# [YOUR GOAL]
Reproduce the full listing that appears beneath this instruction exactly.

# [DATA EXCERPTS]

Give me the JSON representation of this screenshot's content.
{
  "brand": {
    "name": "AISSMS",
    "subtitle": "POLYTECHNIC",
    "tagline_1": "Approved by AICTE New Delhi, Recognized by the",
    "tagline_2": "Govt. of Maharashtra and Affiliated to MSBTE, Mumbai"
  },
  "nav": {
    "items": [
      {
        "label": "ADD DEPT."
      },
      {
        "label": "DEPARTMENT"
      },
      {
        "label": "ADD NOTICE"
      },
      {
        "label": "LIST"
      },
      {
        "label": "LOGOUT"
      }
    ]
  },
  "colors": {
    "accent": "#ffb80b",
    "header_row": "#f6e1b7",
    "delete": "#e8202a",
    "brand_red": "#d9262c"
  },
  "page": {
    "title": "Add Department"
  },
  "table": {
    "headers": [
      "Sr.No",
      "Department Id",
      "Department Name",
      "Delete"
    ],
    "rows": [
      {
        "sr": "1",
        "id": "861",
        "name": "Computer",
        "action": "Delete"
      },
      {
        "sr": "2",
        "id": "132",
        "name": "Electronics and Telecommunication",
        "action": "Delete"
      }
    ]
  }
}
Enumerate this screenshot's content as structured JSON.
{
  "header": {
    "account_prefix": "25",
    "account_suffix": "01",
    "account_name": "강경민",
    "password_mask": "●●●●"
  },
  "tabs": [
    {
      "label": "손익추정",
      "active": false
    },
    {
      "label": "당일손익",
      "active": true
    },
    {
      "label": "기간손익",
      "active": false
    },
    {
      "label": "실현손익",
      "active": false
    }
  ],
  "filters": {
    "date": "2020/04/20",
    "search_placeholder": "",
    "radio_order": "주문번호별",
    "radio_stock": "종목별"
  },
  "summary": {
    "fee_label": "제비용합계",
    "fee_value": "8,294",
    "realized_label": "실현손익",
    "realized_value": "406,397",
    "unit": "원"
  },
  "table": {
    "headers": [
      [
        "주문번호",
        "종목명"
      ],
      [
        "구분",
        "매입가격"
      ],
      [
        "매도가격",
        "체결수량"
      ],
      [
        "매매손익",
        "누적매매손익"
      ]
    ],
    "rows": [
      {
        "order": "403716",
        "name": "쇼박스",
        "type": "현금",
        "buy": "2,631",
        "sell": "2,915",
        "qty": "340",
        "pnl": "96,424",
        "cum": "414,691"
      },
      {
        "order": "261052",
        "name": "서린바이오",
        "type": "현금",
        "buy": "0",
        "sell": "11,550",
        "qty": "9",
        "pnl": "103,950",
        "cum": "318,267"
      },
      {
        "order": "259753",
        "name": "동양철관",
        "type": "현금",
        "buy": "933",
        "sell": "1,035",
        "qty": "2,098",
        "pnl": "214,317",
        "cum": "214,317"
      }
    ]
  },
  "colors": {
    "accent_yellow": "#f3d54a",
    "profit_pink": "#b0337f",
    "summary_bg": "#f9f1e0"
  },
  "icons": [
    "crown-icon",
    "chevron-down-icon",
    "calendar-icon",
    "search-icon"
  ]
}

# [ANSWER FOR THIS EXERCISE]
Give me the JSON representation of this screenshot's content.
{
  "brand": {
    "name": "AISSMS",
    "subtitle": "POLYTECHNIC",
    "tagline_1": "Approved by AICTE New Delhi, Recognized by the",
    "tagline_2": "Govt. of Maharashtra and Affiliated to MSBTE, Mumbai"
  },
  "nav": {
    "items": [
      {
        "label": "ADD DEPT."
      },
      {
        "label": "DEPARTMENT"
      },
      {
        "label": "ADD NOTICE"
      },
      {
        "label": "LIST"
      },
      {
        "label": "LOGOUT"
      }
    ]
  },
  "colors": {
    "accent": "#ffb80b",
    "header_row": "#f6e1b7",
    "delete": "#e8202a",
    "brand_red": "#d9262c"
  },
  "page": {
    "title": "Add Department"
  },
  "table": {
    "headers": [
      "Sr.No",
      "Department Id",
      "Department Name",
      "Delete"
    ],
    "rows": [
      {
        "sr": "1",
        "id": "861",
        "name": "Computer",
        "action": "Delete"
      },
      {
        "sr": "2",
        "id": "132",
        "name": "Electronics and Telecommunication",
        "action": "Delete"
      }
    ]
  }
}
Enumerate this screenshot's content as structured JSON.
{
  "header": {
    "account_prefix": "25",
    "account_suffix": "01",
    "account_name": "강경민",
    "password_mask": "●●●●"
  },
  "tabs": [
    {
      "label": "손익추정",
      "active": false
    },
    {
      "label": "당일손익",
      "active": true
    },
    {
      "label": "기간손익",
      "active": false
    },
    {
      "label": "실현손익",
      "active": false
    }
  ],
  "filters": {
    "date": "2020/04/20",
    "search_placeholder": "",
    "radio_order": "주문번호별",
    "radio_stock": "종목별"
  },
  "summary": {
    "fee_label": "제비용합계",
    "fee_value": "8,294",
    "realized_label": "실현손익",
    "realized_value": "406,397",
    "unit": "원"
  },
  "table": {
    "headers": [
      [
        "주문번호",
        "종목명"
      ],
      [
        "구분",
        "매입가격"
      ],
      [
        "매도가격",
        "체결수량"
      ],
      [
        "매매손익",
        "누적매매손익"
      ]
    ],
    "rows": [
      {
        "order": "403716",
        "name": "쇼박스",
        "type": "현금",
        "buy": "2,631",
        "sell": "2,915",
        "qty": "340",
        "pnl": "96,424",
        "cum": "414,691"
      },
      {
        "order": "261052",
        "name": "서린바이오",
        "type": "현금",
        "buy": "0",
        "sell": "11,550",
        "qty": "9",
        "pnl": "103,950",
        "cum": "318,267"
      },
      {
        "order": "259753",
        "name": "동양철관",
        "type": "현금",
        "buy": "933",
        "sell": "1,035",
        "qty": "2,098",
        "pnl": "214,317",
        "cum": "214,317"
      }
    ]
  },
  "colors": {
    "accent_yellow": "#f3d54a",
    "profit_pink": "#b0337f",
    "summary_bg": "#f9f1e0"
  },
  "icons": [
    "crown-icon",
    "chevron-down-icon",
    "calendar-icon",
    "search-icon"
  ]
}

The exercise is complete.